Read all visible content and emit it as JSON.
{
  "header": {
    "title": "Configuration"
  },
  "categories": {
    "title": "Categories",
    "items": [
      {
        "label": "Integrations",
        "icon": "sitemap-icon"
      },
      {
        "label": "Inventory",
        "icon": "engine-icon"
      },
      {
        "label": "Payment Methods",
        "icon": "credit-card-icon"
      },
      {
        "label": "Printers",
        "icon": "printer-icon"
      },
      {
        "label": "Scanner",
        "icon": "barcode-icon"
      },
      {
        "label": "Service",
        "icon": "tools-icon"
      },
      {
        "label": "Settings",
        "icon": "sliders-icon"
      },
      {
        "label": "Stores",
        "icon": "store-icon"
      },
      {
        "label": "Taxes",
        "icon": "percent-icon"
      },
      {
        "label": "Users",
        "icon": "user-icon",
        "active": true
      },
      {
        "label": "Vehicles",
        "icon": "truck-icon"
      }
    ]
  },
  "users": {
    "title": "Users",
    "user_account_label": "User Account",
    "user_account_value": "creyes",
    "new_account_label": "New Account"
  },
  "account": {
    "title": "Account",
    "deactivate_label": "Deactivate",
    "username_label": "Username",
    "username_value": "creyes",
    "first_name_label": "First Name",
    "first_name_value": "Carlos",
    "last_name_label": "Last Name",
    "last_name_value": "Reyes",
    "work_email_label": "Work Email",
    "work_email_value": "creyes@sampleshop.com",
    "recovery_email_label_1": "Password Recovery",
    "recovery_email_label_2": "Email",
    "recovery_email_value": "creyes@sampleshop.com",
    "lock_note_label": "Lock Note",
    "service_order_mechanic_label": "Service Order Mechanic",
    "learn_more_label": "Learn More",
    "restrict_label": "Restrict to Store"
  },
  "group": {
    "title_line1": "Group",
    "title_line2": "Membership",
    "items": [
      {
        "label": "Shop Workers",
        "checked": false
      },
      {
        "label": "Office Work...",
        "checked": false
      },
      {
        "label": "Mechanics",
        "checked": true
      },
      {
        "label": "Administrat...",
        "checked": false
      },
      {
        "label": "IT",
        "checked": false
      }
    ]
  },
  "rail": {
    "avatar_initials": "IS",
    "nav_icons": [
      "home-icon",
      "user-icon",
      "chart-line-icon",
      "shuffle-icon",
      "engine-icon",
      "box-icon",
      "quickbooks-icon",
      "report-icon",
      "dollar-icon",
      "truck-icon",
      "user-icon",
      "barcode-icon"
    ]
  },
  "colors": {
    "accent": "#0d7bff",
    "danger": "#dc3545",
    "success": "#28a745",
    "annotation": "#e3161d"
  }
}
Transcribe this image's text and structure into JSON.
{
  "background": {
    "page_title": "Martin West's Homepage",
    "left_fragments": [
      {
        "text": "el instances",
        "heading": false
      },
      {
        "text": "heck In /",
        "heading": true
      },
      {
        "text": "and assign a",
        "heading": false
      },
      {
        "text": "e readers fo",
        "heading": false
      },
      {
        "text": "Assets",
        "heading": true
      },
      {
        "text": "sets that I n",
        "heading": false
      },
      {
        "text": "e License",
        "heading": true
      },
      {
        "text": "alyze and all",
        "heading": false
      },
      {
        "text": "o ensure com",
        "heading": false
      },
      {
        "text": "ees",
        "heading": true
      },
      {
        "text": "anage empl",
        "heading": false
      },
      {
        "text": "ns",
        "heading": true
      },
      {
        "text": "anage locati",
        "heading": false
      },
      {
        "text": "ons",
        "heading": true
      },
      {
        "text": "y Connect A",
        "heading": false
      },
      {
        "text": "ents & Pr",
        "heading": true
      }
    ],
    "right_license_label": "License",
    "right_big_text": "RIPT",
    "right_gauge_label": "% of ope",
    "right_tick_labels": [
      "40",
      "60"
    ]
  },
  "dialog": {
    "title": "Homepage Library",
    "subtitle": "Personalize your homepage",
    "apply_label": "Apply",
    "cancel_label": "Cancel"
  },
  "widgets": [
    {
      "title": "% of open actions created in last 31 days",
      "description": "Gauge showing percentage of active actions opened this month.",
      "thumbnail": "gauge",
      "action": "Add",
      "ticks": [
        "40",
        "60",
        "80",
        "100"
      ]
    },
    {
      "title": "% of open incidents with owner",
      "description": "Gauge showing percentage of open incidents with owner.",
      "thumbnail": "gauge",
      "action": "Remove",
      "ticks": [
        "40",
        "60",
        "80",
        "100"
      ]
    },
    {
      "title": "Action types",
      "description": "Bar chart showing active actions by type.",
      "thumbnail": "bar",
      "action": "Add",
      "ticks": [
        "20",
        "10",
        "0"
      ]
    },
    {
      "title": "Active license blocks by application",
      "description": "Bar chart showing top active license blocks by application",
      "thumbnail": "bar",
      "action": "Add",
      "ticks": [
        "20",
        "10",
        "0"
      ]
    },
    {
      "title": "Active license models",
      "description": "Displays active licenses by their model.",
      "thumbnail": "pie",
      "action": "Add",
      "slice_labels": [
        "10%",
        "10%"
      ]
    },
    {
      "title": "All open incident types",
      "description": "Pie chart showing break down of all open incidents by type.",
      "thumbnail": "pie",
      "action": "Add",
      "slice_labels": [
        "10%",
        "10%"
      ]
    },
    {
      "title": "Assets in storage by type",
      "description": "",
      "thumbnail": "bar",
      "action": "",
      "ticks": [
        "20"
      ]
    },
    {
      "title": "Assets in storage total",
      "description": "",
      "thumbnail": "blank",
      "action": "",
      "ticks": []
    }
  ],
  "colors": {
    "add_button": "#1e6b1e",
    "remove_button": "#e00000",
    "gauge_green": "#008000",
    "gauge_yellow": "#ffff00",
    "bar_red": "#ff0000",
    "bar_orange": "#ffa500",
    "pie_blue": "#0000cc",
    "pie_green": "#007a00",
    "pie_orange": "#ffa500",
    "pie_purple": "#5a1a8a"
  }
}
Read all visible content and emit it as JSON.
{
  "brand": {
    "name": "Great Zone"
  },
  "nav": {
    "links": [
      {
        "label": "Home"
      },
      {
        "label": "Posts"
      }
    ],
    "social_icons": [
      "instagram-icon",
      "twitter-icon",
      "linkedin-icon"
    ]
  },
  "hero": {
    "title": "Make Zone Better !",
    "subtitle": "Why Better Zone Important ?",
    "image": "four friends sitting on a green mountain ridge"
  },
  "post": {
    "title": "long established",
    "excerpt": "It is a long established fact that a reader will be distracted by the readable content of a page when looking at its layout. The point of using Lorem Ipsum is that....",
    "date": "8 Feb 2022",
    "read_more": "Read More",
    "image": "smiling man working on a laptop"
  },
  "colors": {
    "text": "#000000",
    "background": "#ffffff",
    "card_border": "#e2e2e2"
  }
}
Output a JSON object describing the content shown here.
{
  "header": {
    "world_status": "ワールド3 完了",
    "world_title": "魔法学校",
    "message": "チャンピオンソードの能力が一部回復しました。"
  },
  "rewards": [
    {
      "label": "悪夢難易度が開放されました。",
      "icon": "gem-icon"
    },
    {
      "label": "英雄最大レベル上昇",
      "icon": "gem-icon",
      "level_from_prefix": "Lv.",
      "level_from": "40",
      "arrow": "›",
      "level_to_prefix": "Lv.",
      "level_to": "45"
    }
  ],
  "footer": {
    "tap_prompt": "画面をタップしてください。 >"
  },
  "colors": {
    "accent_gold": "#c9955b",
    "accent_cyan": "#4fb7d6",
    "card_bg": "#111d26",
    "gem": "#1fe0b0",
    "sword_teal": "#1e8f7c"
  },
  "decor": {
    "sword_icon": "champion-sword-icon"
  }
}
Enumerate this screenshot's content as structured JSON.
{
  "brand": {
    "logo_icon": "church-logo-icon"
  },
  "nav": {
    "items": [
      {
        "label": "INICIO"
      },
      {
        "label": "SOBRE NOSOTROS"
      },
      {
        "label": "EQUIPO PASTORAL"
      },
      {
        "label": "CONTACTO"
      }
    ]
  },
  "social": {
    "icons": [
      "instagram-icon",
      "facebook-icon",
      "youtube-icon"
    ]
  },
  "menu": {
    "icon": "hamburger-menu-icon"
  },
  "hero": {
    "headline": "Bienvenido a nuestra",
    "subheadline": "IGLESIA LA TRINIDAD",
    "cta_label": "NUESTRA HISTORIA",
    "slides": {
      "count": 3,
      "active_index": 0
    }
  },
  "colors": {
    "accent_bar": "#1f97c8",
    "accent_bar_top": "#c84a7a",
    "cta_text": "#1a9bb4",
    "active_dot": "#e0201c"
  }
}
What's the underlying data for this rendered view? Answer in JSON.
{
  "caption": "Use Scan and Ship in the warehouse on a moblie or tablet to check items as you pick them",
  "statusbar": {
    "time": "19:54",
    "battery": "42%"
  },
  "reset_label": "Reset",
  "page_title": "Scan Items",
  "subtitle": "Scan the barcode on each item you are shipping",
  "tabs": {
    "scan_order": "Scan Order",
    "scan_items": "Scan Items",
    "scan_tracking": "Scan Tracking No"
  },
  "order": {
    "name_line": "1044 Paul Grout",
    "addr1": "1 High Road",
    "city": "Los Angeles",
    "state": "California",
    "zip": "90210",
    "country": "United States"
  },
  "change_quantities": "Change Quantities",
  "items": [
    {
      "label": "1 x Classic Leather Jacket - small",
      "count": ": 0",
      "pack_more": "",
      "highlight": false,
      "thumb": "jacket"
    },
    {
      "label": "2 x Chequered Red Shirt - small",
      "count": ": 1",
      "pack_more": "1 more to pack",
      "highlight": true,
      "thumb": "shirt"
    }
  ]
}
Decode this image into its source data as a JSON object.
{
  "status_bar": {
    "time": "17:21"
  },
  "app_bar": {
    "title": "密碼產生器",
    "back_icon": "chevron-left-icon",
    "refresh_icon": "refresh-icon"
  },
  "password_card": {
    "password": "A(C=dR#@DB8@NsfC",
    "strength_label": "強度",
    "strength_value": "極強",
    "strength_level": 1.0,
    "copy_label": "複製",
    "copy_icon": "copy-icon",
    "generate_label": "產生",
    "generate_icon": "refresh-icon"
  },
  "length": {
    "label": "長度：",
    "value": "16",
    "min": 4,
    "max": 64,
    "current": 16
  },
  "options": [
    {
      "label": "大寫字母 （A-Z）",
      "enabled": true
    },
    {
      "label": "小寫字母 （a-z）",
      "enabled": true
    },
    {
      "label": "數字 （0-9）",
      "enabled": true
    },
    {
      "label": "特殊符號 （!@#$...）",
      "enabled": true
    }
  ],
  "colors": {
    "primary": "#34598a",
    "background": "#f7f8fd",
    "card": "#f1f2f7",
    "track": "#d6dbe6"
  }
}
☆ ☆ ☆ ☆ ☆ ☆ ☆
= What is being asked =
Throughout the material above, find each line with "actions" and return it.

= Expected output =
      "title": "% of open actions created in last 31 days",
      "description": "Gauge showing percentage of active actions opened this month.",
      "description": "Bar chart showing active actions by type.",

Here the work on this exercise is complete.